▸ **INFORMATION**:
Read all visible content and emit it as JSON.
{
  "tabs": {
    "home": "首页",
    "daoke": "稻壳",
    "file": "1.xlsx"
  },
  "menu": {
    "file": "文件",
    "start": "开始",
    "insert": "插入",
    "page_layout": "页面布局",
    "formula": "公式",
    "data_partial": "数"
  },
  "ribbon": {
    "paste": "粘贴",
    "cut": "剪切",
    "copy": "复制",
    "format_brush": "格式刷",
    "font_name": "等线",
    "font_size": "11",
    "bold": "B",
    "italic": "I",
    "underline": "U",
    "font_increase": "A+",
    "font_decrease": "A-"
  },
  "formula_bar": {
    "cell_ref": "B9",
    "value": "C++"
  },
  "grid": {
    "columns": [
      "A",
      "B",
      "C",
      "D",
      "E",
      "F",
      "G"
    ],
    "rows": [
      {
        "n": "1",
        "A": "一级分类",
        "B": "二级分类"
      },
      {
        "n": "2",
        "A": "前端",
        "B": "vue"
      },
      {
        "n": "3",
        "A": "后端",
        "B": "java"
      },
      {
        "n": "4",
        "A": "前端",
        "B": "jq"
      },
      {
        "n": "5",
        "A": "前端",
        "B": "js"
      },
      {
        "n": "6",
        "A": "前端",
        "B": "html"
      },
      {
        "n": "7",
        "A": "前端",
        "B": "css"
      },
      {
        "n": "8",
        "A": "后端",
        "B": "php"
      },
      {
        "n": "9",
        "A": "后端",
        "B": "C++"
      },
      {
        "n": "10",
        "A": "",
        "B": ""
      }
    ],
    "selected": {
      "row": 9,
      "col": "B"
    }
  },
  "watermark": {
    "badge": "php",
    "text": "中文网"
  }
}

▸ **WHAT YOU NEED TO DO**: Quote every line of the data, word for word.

▸ **SOLUTION TO THIS TASK**:
Read all visible content and emit it as JSON.
{
  "tabs": {
    "home": "首页",
    "daoke": "稻壳",
    "file": "1.xlsx"
  },
  "menu": {
    "file": "文件",
    "start": "开始",
    "insert": "插入",
    "page_layout": "页面布局",
    "formula": "公式",
    "data_partial": "数"
  },
  "ribbon": {
    "paste": "粘贴",
    "cut": "剪切",
    "copy": "复制",
    "format_brush": "格式刷",
    "font_name": "等线",
    "font_size": "11",
    "bold": "B",
    "italic": "I",
    "underline": "U",
    "font_increase": "A+",
    "font_decrease": "A-"
  },
  "formula_bar": {
    "cell_ref": "B9",
    "value": "C++"
  },
  "grid": {
    "columns": [
      "A",
      "B",
      "C",
      "D",
      "E",
      "F",
      "G"
    ],
    "rows": [
      {
        "n": "1",
        "A": "一级分类",
        "B": "二级分类"
      },
      {
        "n": "2",
        "A": "前端",
        "B": "vue"
      },
      {
        "n": "3",
        "A": "后端",
        "B": "java"
      },
      {
        "n": "4",
        "A": "前端",
        "B": "jq"
      },
      {
        "n": "5",
        "A": "前端",
        "B": "js"
      },
      {
        "n": "6",
        "A": "前端",
        "B": "html"
      },
      {
        "n": "7",
        "A": "前端",
        "B": "css"
      },
      {
        "n": "8",
        "A": "后端",
        "B": "php"
      },
      {
        "n": "9",
        "A": "后端",
        "B": "C++"
      },
      {
        "n": "10",
        "A": "",
        "B": ""
      }
    ],
    "selected": {
      "row": 9,
      "col": "B"
    }
  },
  "watermark": {
    "badge": "php",
    "text": "中文网"
  }
}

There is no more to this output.